**Task to complete:**
Output all the data exactly. Pictures do not belong in the copy.

Web page and app entries:
>>>>>
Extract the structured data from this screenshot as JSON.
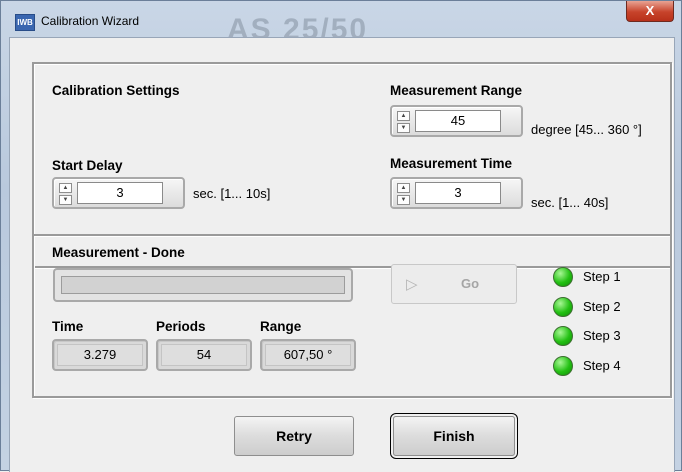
{
  "window": {
    "title": "Calibration Wizard",
    "app_icon_text": "IWB",
    "background_text": "AS 25/50",
    "close_glyph": "X"
  },
  "settings": {
    "heading": "Calibration Settings",
    "start_delay": {
      "label": "Start Delay",
      "value": "3",
      "unit": "sec. [1... 10s]"
    },
    "measurement_range": {
      "label": "Measurement Range",
      "value": "45",
      "unit": "degree [45... 360 °]"
    },
    "measurement_time": {
      "label": "Measurement Time",
      "value": "3",
      "unit": "sec. [1... 40s]"
    }
  },
  "measurement": {
    "status_label": "Measurement - Done",
    "progress_fraction": 0,
    "go_label": "Go",
    "time": {
      "label": "Time",
      "value": "3.279"
    },
    "periods": {
      "label": "Periods",
      "value": "54"
    },
    "range": {
      "label": "Range",
      "value": "607,50 °"
    }
  },
  "steps": [
    {
      "label": "Step 1",
      "color": "#22c012"
    },
    {
      "label": "Step 2",
      "color": "#22c012"
    },
    {
      "label": "Step 3",
      "color": "#22c012"
    },
    {
      "label": "Step 4",
      "color": "#22c012"
    }
  ],
  "buttons": {
    "retry": "Retry",
    "finish": "Finish"
  }
}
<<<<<
**Solution to this problem:**
Extract the structured data from this screenshot as JSON.
{
  "window": {
    "title": "Calibration Wizard",
    "app_icon_text": "IWB",
    "background_text": "AS 25/50",
    "close_glyph": "X"
  },
  "settings": {
    "heading": "Calibration Settings",
    "start_delay": {
      "label": "Start Delay",
      "value": "3",
      "unit": "sec. [1... 10s]"
    },
    "measurement_range": {
      "label": "Measurement Range",
      "value": "45",
      "unit": "degree [45... 360 °]"
    },
    "measurement_time": {
      "label": "Measurement Time",
      "value": "3",
      "unit": "sec. [1... 40s]"
    }
  },
  "measurement": {
    "status_label": "Measurement - Done",
    "progress_fraction": 0,
    "go_label": "Go",
    "time": {
      "label": "Time",
      "value": "3.279"
    },
    "periods": {
      "label": "Periods",
      "value": "54"
    },
    "range": {
      "label": "Range",
      "value": "607,50 °"
    }
  },
  "steps": [
    {
      "label": "Step 1",
      "color": "#22c012"
    },
    {
      "label": "Step 2",
      "color": "#22c012"
    },
    {
      "label": "Step 3",
      "color": "#22c012"
    },
    {
      "label": "Step 4",
      "color": "#22c012"
    }
  ],
  "buttons": {
    "retry": "Retry",
    "finish": "Finish"
  }
}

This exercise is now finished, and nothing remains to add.